• Clarence Kelly, police chief in Kansas City and director of the FBI.

• Hector V. Barreto, founder of the Kansas City Hispanic Chamber of Commerce.

• Annie Ridenbaugh Bird, who at her husband’s death in 1918 became president of one of Kansas City’s most prominent businesses, the Emery, Bird, Thayer Company. She is thought to have been the first woman in Kansas City to hold such a position.

• One of the 74 sailors died in 1969 when the USS Evans collided with an Australian ship near Vietnam.

All of this is appealing to those drawn to history and genealogy.

Thad McCullough of Independence is one.

“I love that cemetery,” he said.

He leads a tour there October, and he mentions some of the notable people buried there such as the namesakes of two local high schools, banker William Chrisman and Robert Van Horn, who was a mayor of Kansas City, a congressman and a Civil War veteran.

“This was the place where America kind of started, the western half of it anyway,” McCullough said.

Council Member Perkins agreed.

“This is a hidden jewel, a hidden asset that the city has …” he said,

 

Troubles

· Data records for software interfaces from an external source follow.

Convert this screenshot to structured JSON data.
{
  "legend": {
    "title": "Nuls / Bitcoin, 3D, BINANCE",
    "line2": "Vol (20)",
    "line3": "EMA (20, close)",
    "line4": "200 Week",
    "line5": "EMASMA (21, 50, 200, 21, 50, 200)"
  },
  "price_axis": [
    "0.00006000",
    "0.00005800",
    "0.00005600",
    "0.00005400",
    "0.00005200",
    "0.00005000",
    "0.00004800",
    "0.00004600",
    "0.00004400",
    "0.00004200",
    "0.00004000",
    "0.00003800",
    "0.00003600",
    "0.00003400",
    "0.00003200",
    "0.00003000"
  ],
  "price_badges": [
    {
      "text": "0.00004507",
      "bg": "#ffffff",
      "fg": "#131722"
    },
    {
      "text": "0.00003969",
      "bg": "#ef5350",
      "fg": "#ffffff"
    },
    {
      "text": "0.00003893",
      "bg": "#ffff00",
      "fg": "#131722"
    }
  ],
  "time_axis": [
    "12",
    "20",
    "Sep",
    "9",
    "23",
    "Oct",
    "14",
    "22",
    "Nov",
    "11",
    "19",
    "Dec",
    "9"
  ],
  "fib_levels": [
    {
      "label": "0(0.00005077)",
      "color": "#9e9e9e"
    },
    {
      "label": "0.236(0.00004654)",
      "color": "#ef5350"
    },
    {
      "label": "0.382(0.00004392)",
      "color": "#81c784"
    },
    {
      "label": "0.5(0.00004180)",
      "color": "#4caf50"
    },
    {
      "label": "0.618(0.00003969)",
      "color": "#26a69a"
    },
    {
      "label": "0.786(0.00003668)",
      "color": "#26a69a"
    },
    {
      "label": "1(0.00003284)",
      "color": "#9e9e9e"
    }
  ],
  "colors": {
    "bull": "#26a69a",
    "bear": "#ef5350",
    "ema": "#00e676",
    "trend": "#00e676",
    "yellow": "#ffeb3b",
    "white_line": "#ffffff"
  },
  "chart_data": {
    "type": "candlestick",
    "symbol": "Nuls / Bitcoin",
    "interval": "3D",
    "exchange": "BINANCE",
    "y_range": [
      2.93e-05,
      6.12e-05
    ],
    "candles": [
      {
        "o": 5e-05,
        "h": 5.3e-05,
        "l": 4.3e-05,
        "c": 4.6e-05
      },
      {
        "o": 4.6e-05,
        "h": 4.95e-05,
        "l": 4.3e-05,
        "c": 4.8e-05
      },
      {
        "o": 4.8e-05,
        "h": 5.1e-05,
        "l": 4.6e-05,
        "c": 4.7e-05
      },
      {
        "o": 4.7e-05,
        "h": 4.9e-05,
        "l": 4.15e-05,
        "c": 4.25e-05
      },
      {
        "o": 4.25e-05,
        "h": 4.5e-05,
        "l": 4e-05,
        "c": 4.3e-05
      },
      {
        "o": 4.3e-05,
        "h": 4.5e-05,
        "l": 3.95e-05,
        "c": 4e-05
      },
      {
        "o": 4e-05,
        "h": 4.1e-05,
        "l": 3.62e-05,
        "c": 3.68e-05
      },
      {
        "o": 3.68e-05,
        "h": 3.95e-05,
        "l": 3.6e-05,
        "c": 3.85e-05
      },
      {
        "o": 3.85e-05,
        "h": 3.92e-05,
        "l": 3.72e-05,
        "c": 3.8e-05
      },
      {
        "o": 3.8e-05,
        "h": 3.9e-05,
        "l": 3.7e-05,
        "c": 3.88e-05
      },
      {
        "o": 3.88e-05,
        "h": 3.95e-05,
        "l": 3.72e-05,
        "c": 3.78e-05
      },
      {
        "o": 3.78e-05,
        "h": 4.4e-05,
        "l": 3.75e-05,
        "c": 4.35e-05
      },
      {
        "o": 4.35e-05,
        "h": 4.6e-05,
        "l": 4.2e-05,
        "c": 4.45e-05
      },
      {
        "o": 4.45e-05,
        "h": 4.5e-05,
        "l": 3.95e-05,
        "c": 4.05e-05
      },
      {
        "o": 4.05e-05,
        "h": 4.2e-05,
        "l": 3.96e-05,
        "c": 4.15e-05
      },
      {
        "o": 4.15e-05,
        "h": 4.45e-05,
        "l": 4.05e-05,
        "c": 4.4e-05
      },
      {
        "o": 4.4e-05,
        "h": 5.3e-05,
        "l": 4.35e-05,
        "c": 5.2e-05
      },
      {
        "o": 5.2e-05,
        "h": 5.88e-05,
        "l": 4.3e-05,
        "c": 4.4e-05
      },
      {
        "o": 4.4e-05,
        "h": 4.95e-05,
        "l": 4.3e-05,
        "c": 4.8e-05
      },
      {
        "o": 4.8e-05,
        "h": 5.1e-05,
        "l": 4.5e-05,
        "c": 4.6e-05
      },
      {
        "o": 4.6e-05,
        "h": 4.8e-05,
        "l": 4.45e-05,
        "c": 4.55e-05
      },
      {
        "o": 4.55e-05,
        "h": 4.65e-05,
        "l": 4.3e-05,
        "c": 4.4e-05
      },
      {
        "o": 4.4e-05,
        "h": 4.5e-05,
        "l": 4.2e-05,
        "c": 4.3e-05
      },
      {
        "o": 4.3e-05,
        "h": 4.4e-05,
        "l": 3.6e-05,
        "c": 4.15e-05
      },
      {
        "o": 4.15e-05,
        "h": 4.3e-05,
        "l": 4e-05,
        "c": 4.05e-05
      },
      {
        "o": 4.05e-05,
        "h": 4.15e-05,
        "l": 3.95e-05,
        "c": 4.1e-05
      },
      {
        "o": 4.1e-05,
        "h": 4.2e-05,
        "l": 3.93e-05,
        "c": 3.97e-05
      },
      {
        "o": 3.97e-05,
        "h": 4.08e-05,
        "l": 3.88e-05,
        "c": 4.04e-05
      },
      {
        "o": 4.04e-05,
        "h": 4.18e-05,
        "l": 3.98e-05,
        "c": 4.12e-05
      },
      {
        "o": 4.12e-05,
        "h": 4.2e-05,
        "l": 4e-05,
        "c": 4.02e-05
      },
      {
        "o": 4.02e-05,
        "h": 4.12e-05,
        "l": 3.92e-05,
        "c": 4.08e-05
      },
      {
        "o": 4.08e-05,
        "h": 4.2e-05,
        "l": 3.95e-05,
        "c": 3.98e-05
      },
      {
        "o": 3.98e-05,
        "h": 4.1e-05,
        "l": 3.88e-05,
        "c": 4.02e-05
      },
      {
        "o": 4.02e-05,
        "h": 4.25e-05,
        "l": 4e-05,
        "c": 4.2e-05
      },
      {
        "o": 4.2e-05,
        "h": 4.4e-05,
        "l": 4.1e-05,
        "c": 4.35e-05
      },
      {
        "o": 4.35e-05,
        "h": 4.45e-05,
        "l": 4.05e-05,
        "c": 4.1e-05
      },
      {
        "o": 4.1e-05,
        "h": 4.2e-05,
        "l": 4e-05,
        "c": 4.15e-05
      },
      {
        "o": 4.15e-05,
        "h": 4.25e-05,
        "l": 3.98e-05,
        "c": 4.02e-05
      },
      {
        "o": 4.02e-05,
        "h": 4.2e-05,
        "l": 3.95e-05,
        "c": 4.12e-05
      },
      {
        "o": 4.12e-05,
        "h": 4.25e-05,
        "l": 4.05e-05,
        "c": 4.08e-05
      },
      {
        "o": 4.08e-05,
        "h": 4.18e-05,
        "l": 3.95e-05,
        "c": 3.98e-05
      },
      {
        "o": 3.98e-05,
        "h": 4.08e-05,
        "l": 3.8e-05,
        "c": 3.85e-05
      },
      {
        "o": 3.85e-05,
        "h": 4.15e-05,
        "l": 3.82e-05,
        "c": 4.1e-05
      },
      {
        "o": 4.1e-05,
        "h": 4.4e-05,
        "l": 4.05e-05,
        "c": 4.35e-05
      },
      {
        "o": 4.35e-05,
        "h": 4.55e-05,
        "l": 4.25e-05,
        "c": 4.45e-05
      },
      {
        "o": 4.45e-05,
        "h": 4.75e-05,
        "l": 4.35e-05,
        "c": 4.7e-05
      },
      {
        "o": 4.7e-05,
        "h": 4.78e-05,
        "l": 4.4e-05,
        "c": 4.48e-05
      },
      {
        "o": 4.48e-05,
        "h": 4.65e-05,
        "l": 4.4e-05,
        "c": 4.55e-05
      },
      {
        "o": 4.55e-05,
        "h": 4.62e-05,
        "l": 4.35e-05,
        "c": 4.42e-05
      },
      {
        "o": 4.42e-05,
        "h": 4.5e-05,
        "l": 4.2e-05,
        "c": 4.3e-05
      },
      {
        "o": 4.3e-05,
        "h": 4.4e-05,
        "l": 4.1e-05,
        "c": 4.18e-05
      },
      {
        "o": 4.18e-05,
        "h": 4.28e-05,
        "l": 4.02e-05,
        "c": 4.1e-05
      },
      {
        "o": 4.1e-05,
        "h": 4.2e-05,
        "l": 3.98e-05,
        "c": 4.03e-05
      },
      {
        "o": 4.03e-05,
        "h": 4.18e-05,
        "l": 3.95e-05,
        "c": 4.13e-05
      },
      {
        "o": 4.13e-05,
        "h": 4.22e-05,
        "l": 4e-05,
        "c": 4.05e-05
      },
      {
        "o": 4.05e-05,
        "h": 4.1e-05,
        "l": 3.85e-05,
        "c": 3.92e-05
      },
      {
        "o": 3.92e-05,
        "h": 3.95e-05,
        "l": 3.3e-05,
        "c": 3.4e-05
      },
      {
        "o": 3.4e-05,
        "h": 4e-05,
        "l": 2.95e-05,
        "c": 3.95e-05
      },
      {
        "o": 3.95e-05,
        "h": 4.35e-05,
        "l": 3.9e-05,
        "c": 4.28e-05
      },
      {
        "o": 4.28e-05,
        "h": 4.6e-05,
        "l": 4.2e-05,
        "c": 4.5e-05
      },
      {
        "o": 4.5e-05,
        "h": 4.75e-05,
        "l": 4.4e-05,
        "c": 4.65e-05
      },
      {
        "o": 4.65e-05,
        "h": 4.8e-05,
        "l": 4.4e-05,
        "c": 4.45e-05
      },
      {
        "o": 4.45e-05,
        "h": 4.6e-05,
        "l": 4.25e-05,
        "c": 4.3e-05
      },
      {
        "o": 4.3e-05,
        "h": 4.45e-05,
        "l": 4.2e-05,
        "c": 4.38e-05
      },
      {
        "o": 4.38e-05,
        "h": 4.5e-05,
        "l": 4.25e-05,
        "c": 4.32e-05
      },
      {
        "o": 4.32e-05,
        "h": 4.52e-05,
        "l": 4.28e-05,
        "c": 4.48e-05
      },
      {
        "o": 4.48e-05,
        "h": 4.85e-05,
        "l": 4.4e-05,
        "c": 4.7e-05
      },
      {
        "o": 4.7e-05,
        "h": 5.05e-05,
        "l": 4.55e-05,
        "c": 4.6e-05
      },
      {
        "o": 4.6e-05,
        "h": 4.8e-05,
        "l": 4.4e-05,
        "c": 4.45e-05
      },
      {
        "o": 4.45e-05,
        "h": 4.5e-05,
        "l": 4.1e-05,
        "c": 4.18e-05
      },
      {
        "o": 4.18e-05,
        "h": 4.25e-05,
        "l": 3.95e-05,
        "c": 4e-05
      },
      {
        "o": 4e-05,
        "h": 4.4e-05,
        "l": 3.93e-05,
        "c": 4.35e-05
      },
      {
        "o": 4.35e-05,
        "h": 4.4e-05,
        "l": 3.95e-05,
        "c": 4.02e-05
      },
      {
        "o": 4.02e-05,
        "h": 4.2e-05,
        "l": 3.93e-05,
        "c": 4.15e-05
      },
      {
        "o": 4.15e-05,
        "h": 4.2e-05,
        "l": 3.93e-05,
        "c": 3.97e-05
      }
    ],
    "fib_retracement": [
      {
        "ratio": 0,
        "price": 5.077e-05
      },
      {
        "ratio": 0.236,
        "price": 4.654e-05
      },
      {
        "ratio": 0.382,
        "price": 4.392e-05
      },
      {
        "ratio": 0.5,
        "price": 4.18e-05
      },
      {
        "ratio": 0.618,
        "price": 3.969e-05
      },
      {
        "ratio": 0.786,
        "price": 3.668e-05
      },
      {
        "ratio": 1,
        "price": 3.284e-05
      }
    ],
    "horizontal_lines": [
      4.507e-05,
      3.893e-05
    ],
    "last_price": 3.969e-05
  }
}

Mount Washington was one of the cemeteries owned by the Cassity family and National Prearranged Services. That company collapsed several years ago with losses reported at $600 million, and members of the Cassity family were sentenced to prison. Investigators likened the company’s approach to a Ponzi scheme, and many who bought pre-need plans have lost money.

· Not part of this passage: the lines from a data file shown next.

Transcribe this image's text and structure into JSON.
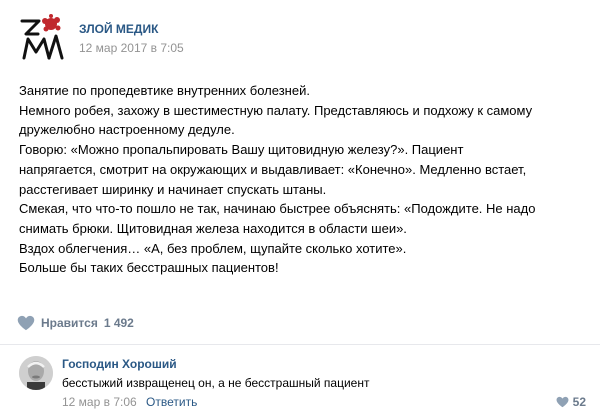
{
  "post": {
    "author": "ЗЛОЙ МЕДИК",
    "date": "12 мар 2017 в 7:05",
    "text_lines": [
      "Занятие по пропедевтике внутренних болезней.",
      "Немного робея, захожу в шестиместную палату. Представляюсь и подхожу к самому",
      "дружелюбно настроенному дедуле.",
      "Говорю: «Можно пропальпировать Вашу щитовидную железу?». Пациент",
      "напрягается, смотрит на окружающих и выдавливает: «Конечно». Медленно встает,",
      "расстегивает ширинку и начинает спускать штаны.",
      "Смекая, что что-то пошло не так, начинаю быстрее объяснять: «Подождите. Не надо",
      "снимать брюки. Щитовидная железа находится в области шеи».",
      "Вздох облегчения… «А, без проблем, щупайте сколько хотите».",
      "Больше бы таких бесстрашных пациентов!"
    ],
    "like_label": "Нравится",
    "like_count": "1 492",
    "icons": {
      "logo": "logo-icon",
      "like": "heart-icon"
    }
  },
  "comment": {
    "author": "Господин Хороший",
    "text": "бесстыжий извращенец он, а не бесстрашный пациент",
    "date": "12 мар в 7:06",
    "reply_label": "Ответить",
    "like_count": "52"
  },
  "colors": {
    "link": "#2a5885",
    "meta": "#939393",
    "like": "#6b7a8c",
    "logo_red": "#c0282d"
  }
}
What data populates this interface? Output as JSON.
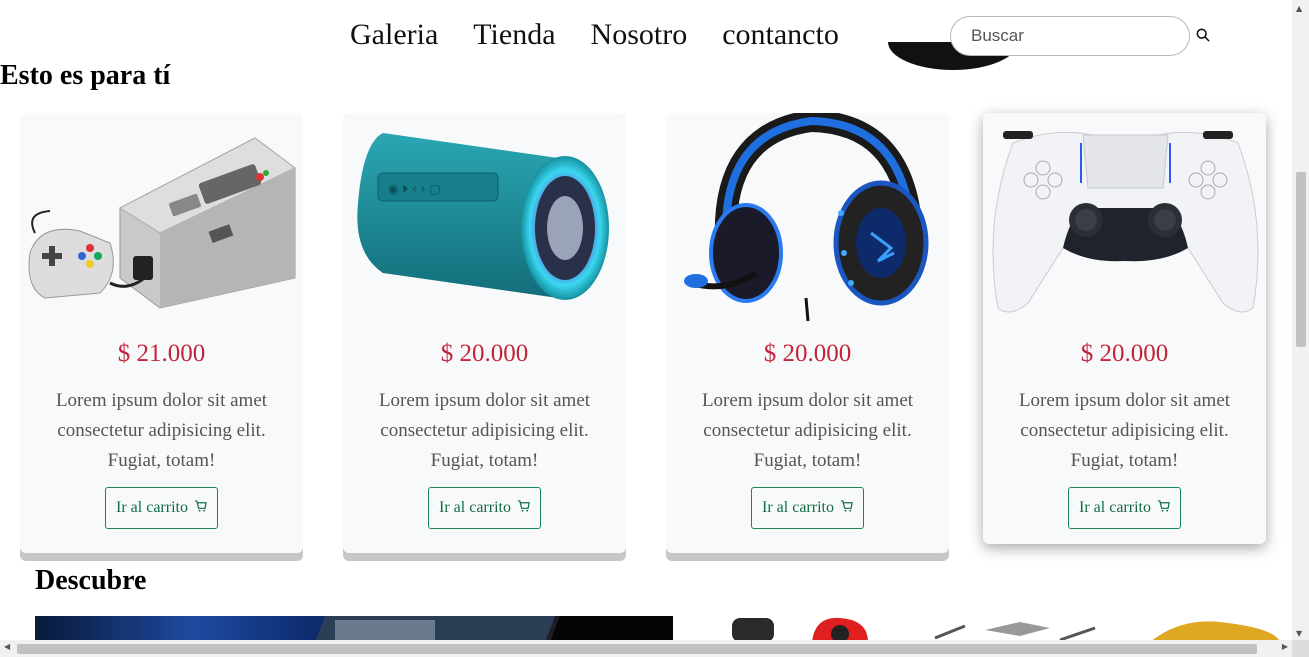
{
  "nav": {
    "items": [
      {
        "label": "Galeria"
      },
      {
        "label": "Tienda"
      },
      {
        "label": "Nosotro"
      },
      {
        "label": "contancto"
      }
    ],
    "search_placeholder": "Buscar"
  },
  "sections": {
    "featured_title": "Esto es para tí",
    "discover_title": "Descubre"
  },
  "products": [
    {
      "icon": "retro-console-image",
      "price": "$ 21.000",
      "description": "Lorem ipsum dolor sit amet consectetur adipisicing elit. Fugiat, totam!",
      "button": "Ir al carrito"
    },
    {
      "icon": "bluetooth-speaker-image",
      "price": "$ 20.000",
      "description": "Lorem ipsum dolor sit amet consectetur adipisicing elit. Fugiat, totam!",
      "button": "Ir al carrito"
    },
    {
      "icon": "gaming-headset-image",
      "price": "$ 20.000",
      "description": "Lorem ipsum dolor sit amet consectetur adipisicing elit. Fugiat, totam!",
      "button": "Ir al carrito"
    },
    {
      "icon": "gamepad-controller-image",
      "price": "$ 20.000",
      "description": "Lorem ipsum dolor sit amet consectetur adipisicing elit. Fugiat, totam!",
      "button": "Ir al carrito"
    }
  ],
  "colors": {
    "price": "#c0263a",
    "button_border": "#198754",
    "card_bg": "#f8f9fb"
  }
}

“A lot of families got hurt,” Perkins said.

With the cemetery still in foreclosure, Charter faces constraints. For instance, when you buy a plot, a portion is set aside for maintenance in an endowment for the entire cemetery. Under Missouri law, the interest off that pays for maintenance in perpetuity.

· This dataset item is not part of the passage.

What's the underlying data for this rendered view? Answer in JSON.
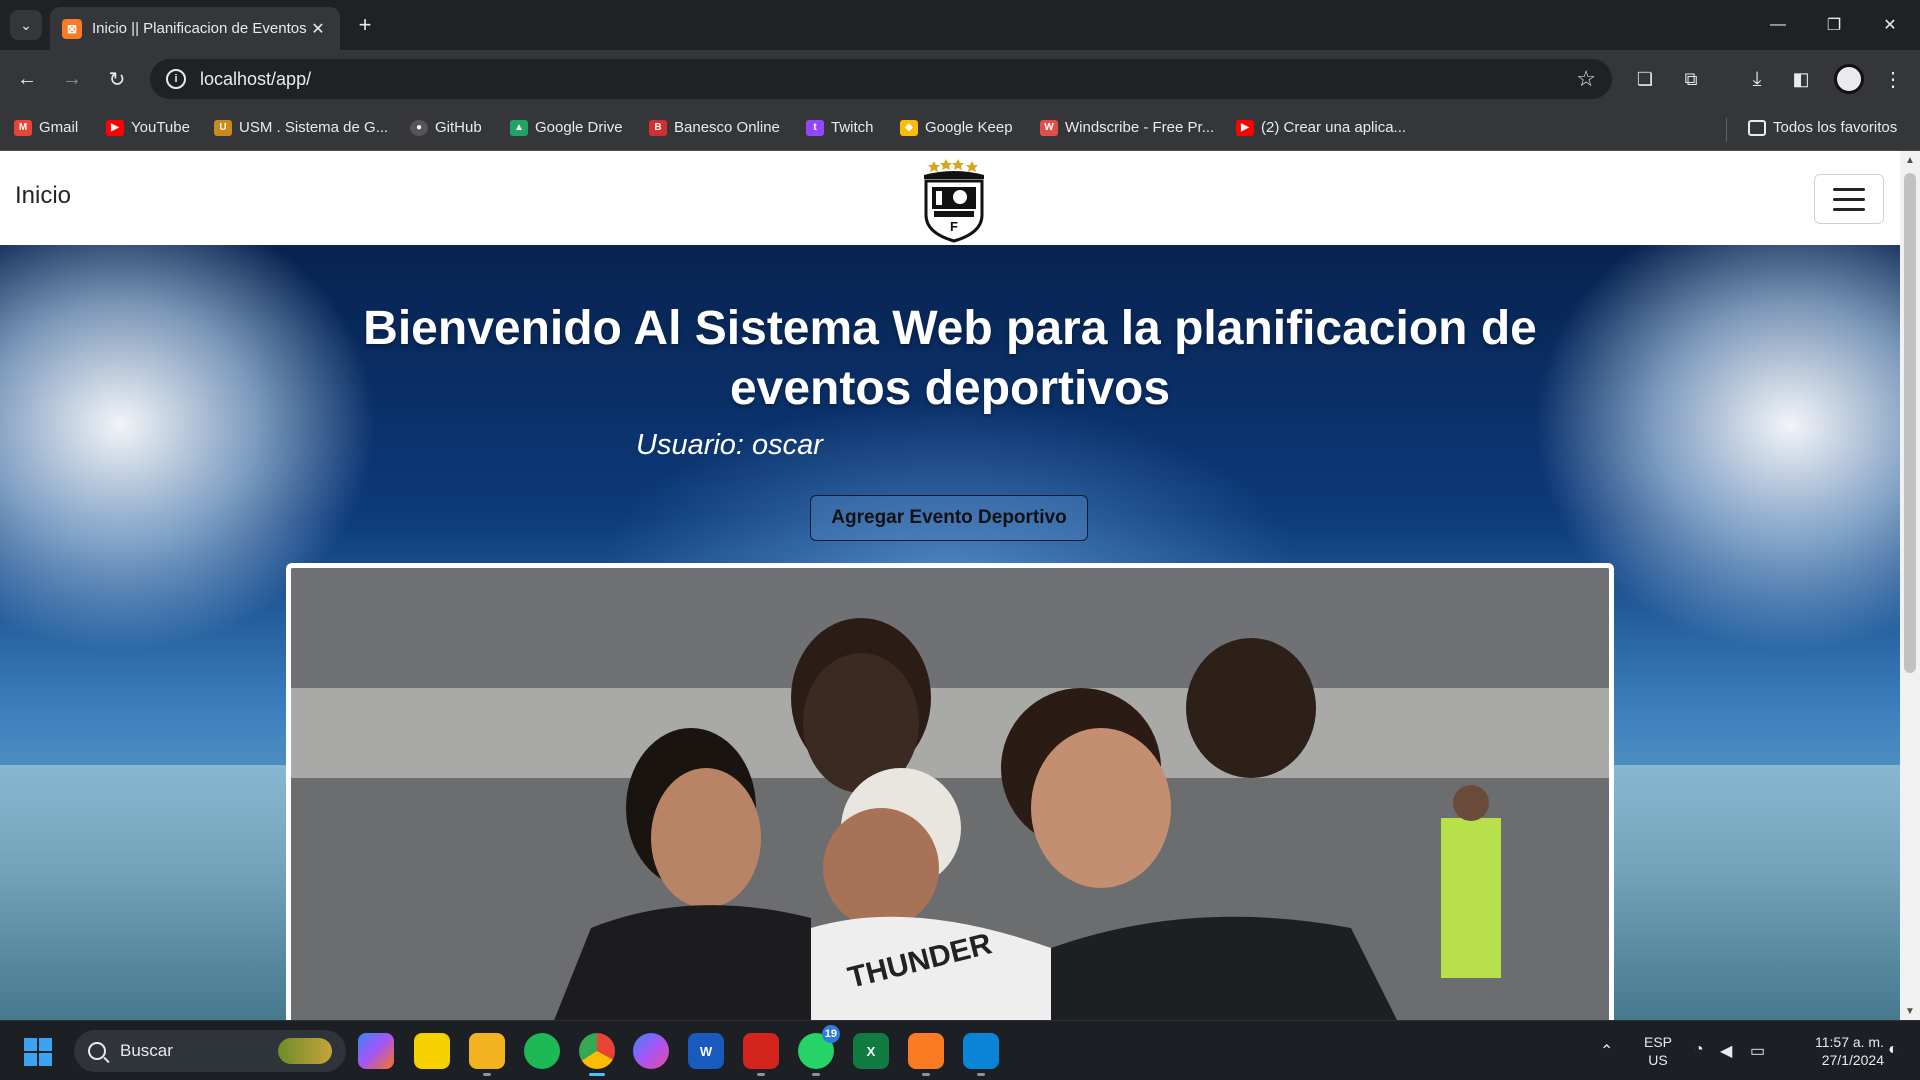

Mount Washington’s fund has $1.5 million, Duke Radovich said, but Charter can’t touch it while the cemetery remains in foreclosure. Also, Charter can’t sell pre-need plans at Mount Washington, which would generate cash the cemetery badly needs.

When will that get cleared up? Radovich referred that question to the Missouri attorney general’s office, which this week did not get back to The Examiner with answers to that and other questions, such as how many local families might still be looking for restitution.

Charter, based in Grandview and well known in the area for years, was asked to step in and run the cemetery at least while the legal issues are sorted out.

 

Trees, grass, water

The cemetery itself presents issues. The land is rolling, and it’s an older cemetery with lots of upright memorials, not like more modern cemeteries on flatter ground with flat markers, making mowing easier.

Mowing is a challenge. The cemetery has four mowers and three people on weed cutters, and mowing it all takes a week if the weather is good. That costs $4,500.

“It’s a huge challenge for maintenance,” said Duke Radovich.

Dead trees are an issue. Charter has taken out more than 60 in the past two years “and we’ve got another 40 to go,” said Cheryall Thompson, director of the cemetery.

Jim Radovich said Charter does work to address the trees but also pointed out that having graves and headstones everywhere makes the work harder.

“Imagine having 200 obstacles under it that you can’t touch,” he said.

Two years ago, a bridge on the road on the east side of the cemetery came down amid heavy rain – a development Charter says the city contributed to when stormwater improvements were made several years ago. A sign at the bridge says Rock Creek now has “an unobstructed path to flow onto cemetery property.”

The bridge is still out, though drivers can get around cemetery by taking other roads.

What’s worse, Charter says, is that since the bridge came down the Federal Emergency Management Agency came in and, thanks to the stormwater work, redefined the flood basin. A simple restoration of the old bridge wouldn’t be enough. It would have to span a wider area. Cost? Easily $1 million, says Charter,

Duke Radovich said the city and U.S. Army Corps of Engineers should take some responsibility for the bridge.

The city says it can’t and won’t pay for a new bridge.

“Well, it’s on private property. That’s the deal,” Perkins said.

Charter said the storm that took out the bridge brought 6 inches of rain in two hours and says Rock Creek floods worse and hits the cemetery harder since the city’s project.

“It’s only getting worse,” said Jim Radovich.